→ WHAT TO PRODUCE:
Each line of the listing that includes "title" should be reported.

DATA FOR THIS EXERCISE section start

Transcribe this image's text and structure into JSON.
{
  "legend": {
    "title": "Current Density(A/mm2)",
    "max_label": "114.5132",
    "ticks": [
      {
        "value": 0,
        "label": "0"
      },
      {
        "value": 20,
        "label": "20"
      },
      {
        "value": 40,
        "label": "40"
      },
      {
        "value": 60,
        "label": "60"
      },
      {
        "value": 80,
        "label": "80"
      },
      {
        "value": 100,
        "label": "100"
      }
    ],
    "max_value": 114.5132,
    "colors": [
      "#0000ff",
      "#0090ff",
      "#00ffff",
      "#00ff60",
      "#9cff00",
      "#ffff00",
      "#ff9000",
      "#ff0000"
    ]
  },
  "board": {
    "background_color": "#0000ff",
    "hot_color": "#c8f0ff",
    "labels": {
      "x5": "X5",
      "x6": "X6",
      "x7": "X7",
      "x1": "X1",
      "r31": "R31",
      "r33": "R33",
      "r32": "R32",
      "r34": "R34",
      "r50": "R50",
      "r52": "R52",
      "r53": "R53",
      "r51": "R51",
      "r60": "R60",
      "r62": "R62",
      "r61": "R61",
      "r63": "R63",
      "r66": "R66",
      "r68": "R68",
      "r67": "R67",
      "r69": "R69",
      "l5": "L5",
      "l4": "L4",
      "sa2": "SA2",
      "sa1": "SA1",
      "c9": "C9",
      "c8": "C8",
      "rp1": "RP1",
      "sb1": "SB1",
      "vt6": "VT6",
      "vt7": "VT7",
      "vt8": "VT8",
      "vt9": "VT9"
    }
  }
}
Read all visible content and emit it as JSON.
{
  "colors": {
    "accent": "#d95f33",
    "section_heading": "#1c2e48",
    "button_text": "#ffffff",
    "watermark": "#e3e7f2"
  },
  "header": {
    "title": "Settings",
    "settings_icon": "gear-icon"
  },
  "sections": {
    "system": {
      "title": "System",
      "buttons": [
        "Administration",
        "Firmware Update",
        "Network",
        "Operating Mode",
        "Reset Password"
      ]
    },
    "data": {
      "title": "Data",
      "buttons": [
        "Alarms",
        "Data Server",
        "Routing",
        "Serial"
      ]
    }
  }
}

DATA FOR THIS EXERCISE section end

→ ANSWER FOR THIS EXERCISE:
    "title": "Current Density(A/mm2)",
    "title": "Settings",
      "title": "System",
      "title": "Data",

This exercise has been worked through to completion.